Dumping mixed garbage, not the responsible way

Dumping mixed garbage, not the responsible way

Poor waste management strategies have led to bulk of the waste generated in the city go directly to the landfills

Dumping mixed garbage, not the responsible way to a clean city

The strike by the Pourakarmikas might have been resolved for now. But it has brought to the fore serious gaps in the city’s waste management system. Garbage blackspots are just one sign of how the BBMP’s efforts at ensuring segregation of wet and dry wastes have floundered.

In some parts of the city, segregation has taken effect to some extent as citizens themselves insist on it. But there is a general lack of accountability in other places, where garbage is dumped at street corners and left to rot.
According to Gopika, a resident of Indiranagar, CCTV cameras were installed to beat the problem of dumping. “Since people started dumping waste at the corners of random streets, the Palike’s solution was to install cameras. I do not know if the cameras even work.

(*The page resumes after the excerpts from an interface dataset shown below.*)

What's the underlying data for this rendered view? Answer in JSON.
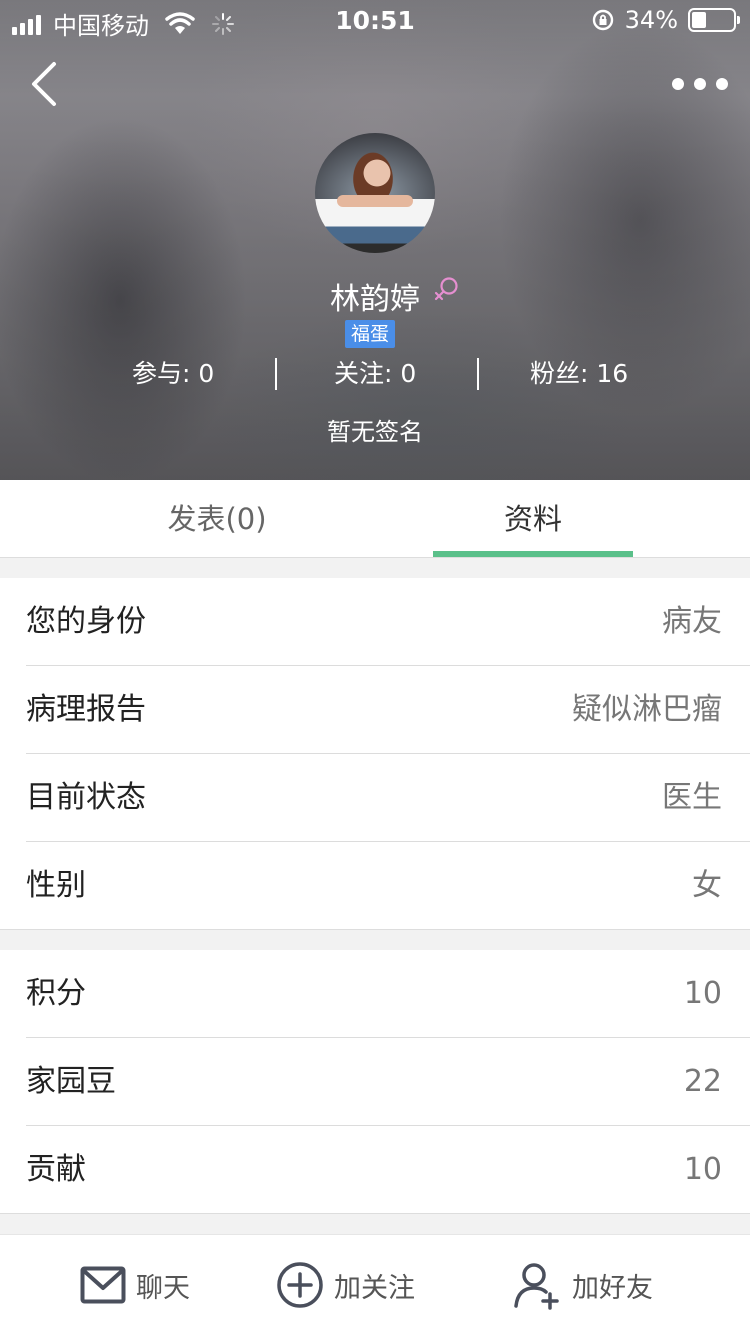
{
  "status_bar": {
    "carrier": "中国移动",
    "time": "10:51",
    "battery": "34%",
    "battery_level": 0.34
  },
  "profile": {
    "name": "林韵婷",
    "gender": "female",
    "badge": "福蛋",
    "signature": "暂无签名",
    "stats": [
      {
        "label": "参与: 0"
      },
      {
        "label": "关注: 0"
      },
      {
        "label": "粉丝: 16"
      }
    ]
  },
  "tabs": [
    {
      "label": "发表(0)",
      "active": false
    },
    {
      "label": "资料",
      "active": true
    }
  ],
  "info_group_1": [
    {
      "label": "您的身份",
      "value": "病友"
    },
    {
      "label": "病理报告",
      "value": "疑似淋巴瘤"
    },
    {
      "label": "目前状态",
      "value": "医生"
    },
    {
      "label": "性别",
      "value": "女"
    }
  ],
  "info_group_2": [
    {
      "label": "积分",
      "value": "10"
    },
    {
      "label": "家园豆",
      "value": "22"
    },
    {
      "label": "贡献",
      "value": "10"
    }
  ],
  "actions": {
    "chat": "聊天",
    "follow": "加关注",
    "add_friend": "加好友"
  },
  "colors": {
    "accent": "#5bc08a",
    "badge": "#4a8ee8",
    "gender_female": "#e58fd0",
    "icon": "#4a4f5c"
  }
}
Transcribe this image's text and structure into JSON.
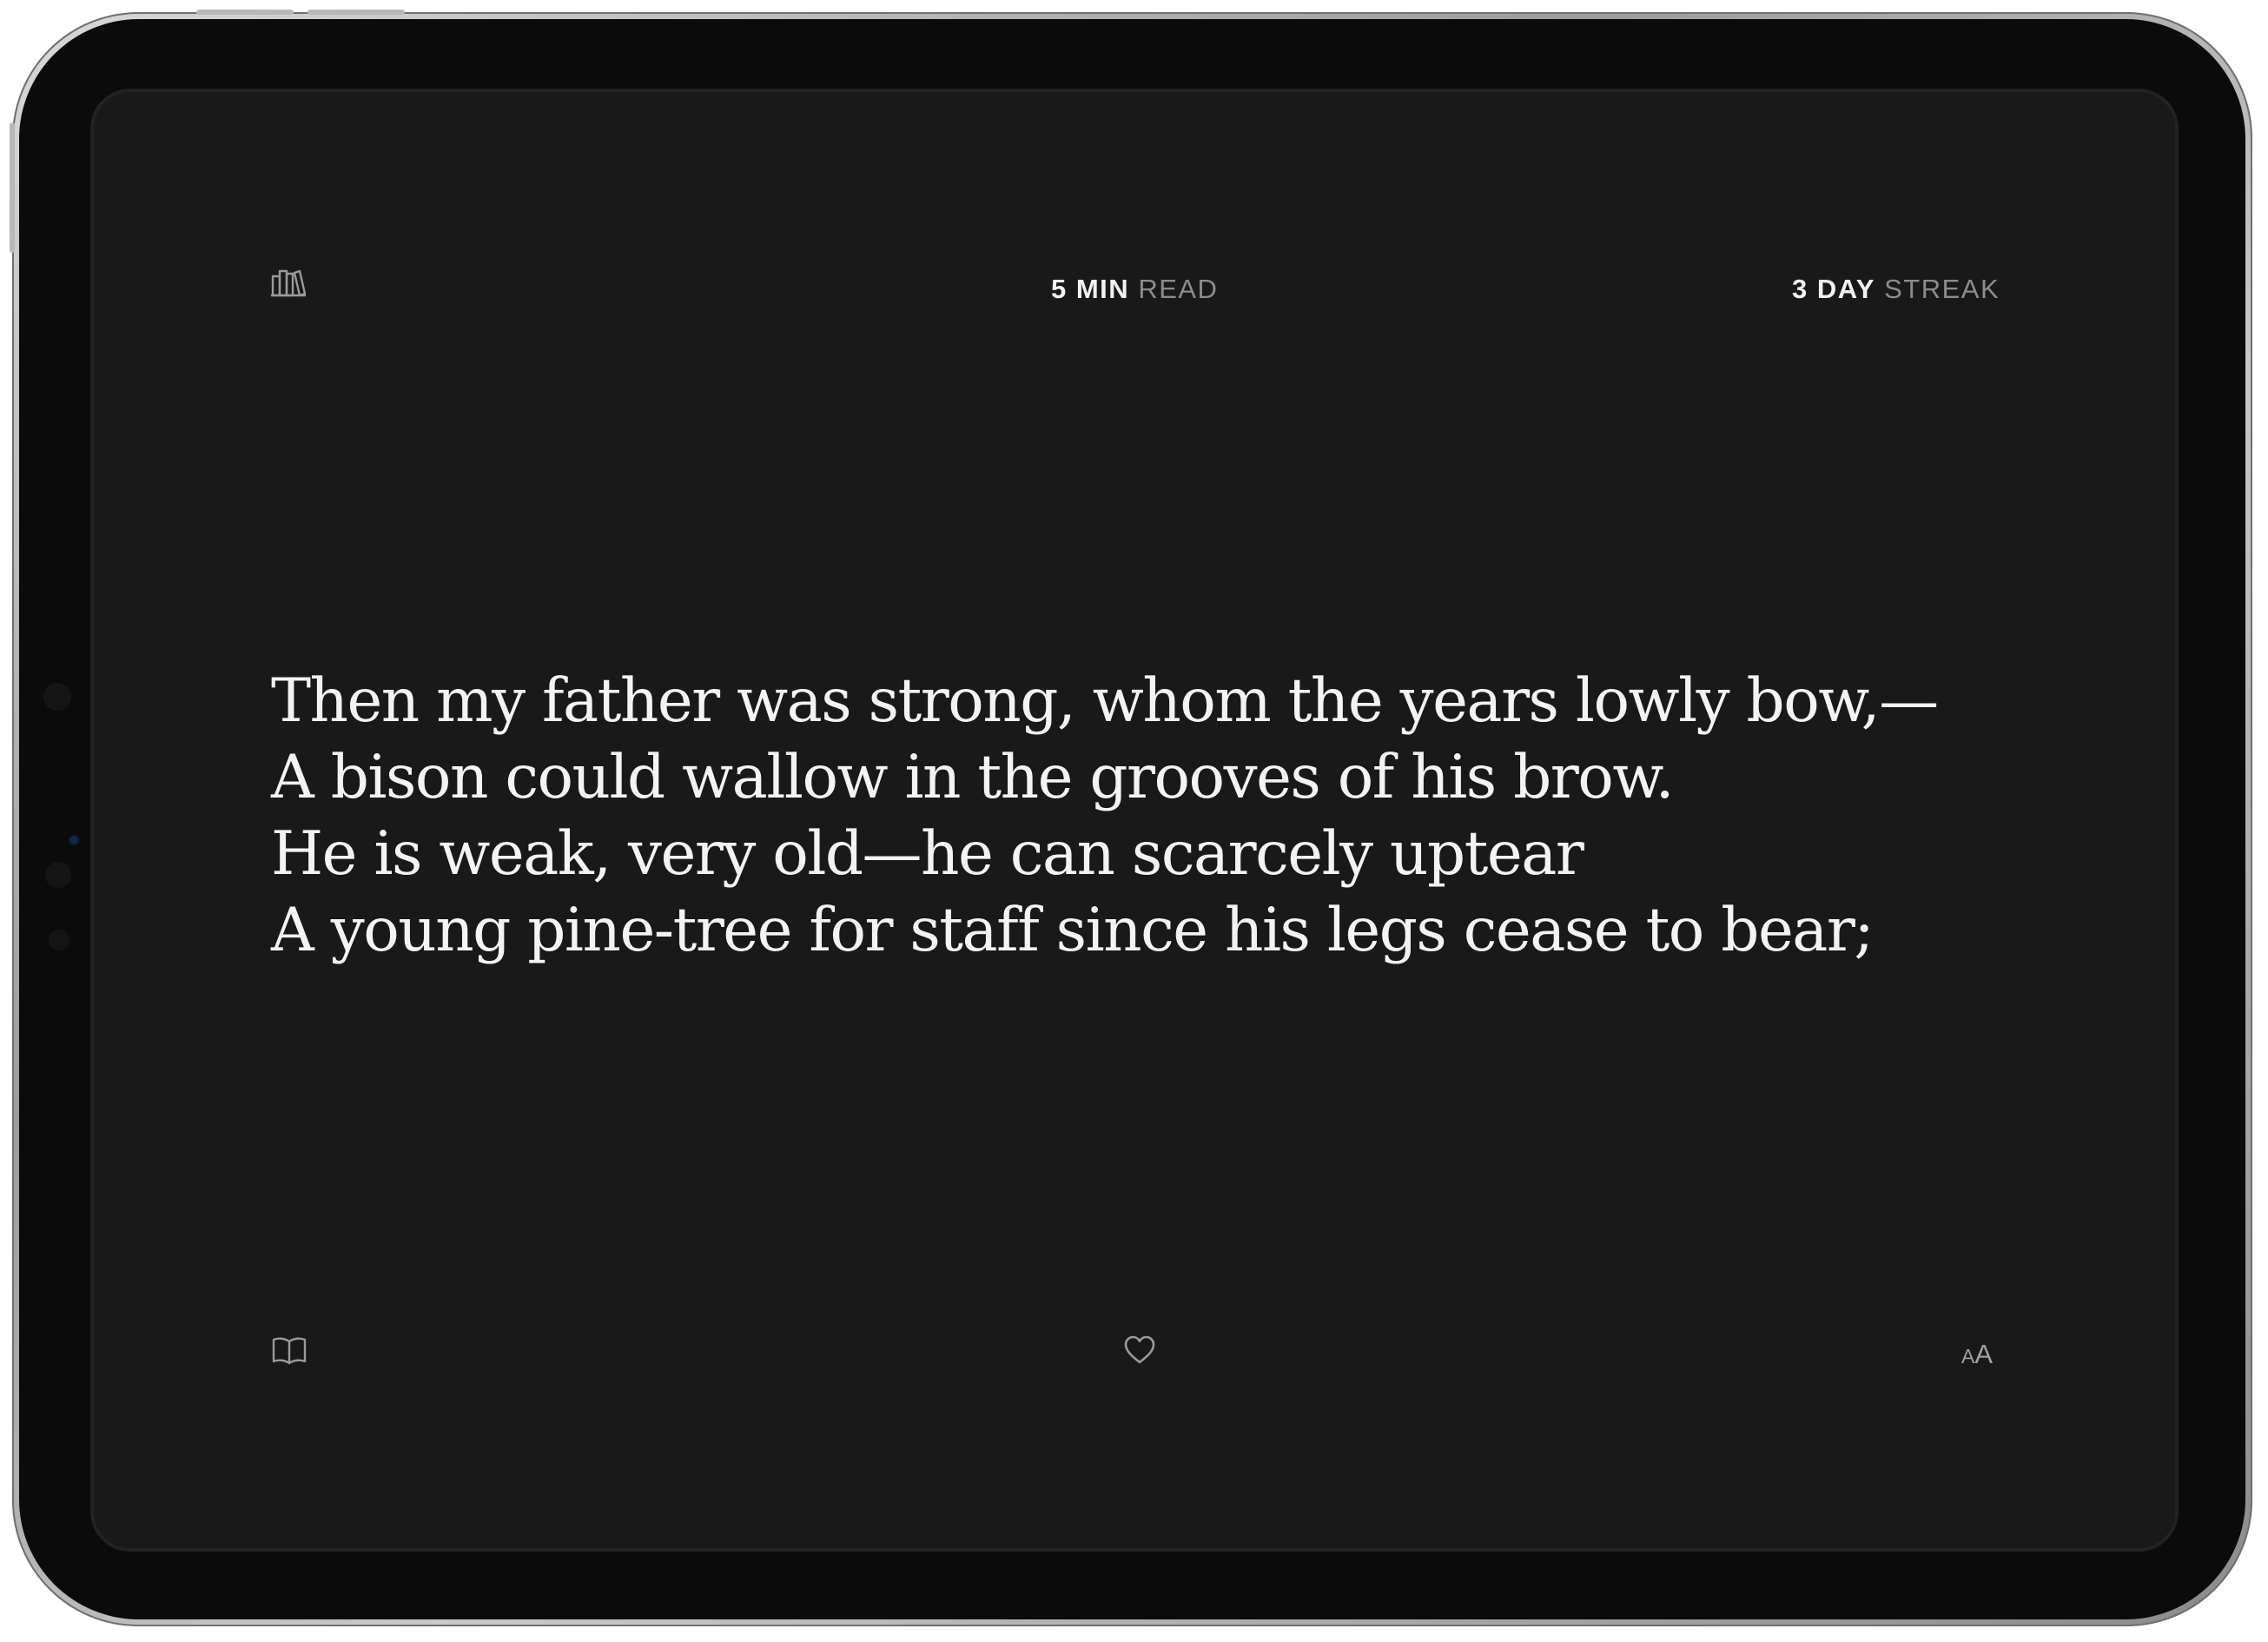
{
  "header": {
    "read_value": "5 MIN",
    "read_label": "READ",
    "streak_value": "3 DAY",
    "streak_label": "STREAK"
  },
  "poem": {
    "lines": [
      "Then my father was strong, whom the years lowly bow,—",
      "A bison could wallow in the grooves of his brow.",
      "He is weak, very old—he can scarcely uptear",
      "A young pine-tree for staff since his legs cease to bear;"
    ]
  },
  "toolbar": {
    "font_size_small": "A",
    "font_size_large": "A"
  },
  "icons": {
    "top_left": "library-icon",
    "bottom_left": "book-icon",
    "bottom_center": "heart-icon",
    "bottom_right": "font-size-icon"
  },
  "colors": {
    "screen_background": "#191919",
    "text_primary": "#f3f3f3",
    "text_secondary": "#8c8c8c"
  }
}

But people continued to throw garbage, though to be careful, they started doing this with their faces covered,” she says.

To protect their identity, many prefer to dump the garbage bags during the night or early mornings.
Nayeera Nausheen, a resident of Jayanagar, helplessly confides that she participates in the dumping as well. But she has an excuse: Pourakarmikas do not go from house to house to collect the garbage every morning, even though the BBMP insists on the segregation of waste.

Nayeera explains, “There is a specific place where everyone dumps the garbage. The people come to collect the waste once everyday, though there is absolutely no segregation. They dump everything into one truck.”

In some areas, people are more responsible, where they themselves insist on proper segregation and collection of the waste. “But the people in my locality are more lenient. They themselves dump the garbage. It is a circle. “The BBMP collects the dumped garbage everyday, and by night, the pile is back,” she elaborates.

Some main roads have also become dumpyards, causing big problems to traffic and pedestrians. Aradhana, who frequents the Adugodi main road, complains about the garbage pile next to the bus stop: “It was a huge inconvenience to people like me who use the bus stop everyday. Because of the waste dump, cows started gathering there. But recently, the muck has been cleared. I hope that the place remains clean, at least for a while.”

While some people become part of the problem, there are also others who take active interest in being more responsible. Gita T, a resident of Ittamadu main road, says that according to the rules, dry waste collection should happen once a week and wet waste on alternate days. More often than not, the wastes do not get segregated during the collection, as some residents themselves are not very particular.

To address this, Gita took the matter into her own hands. “When I noticed this, I decided to personally put the wet waste of our home in a pot full of mud to create manure for our plants. I have been keen on gardening a lot and have stated using home-made manure.”

Following the same responsible path is Smitha Sreelal, who lives in an apartment. “Though the BBMP insists on segregating the waste, they did not follow the rules themselves. So, a few residents from the apartment took it upon ourselves to give notices to people and giving bags to segregate the waste,” she explains.

These residents enlisted the help of Hasiru Dala, who were very helpful in collecting the segregated waste. “What we did was this: We insisted that people segregate the waste. If they did not, we did not collect their waste that day. It is important to be clean and responsible.”

Now, they have a system in their apartment where each floor has a person who checks the segregated waste each day. “It might seem like a lot of unnecessary work, but we are happy to do it. The BBMP did not come through with their promise of cleanliness. Someone has to do it,” she says with much pride.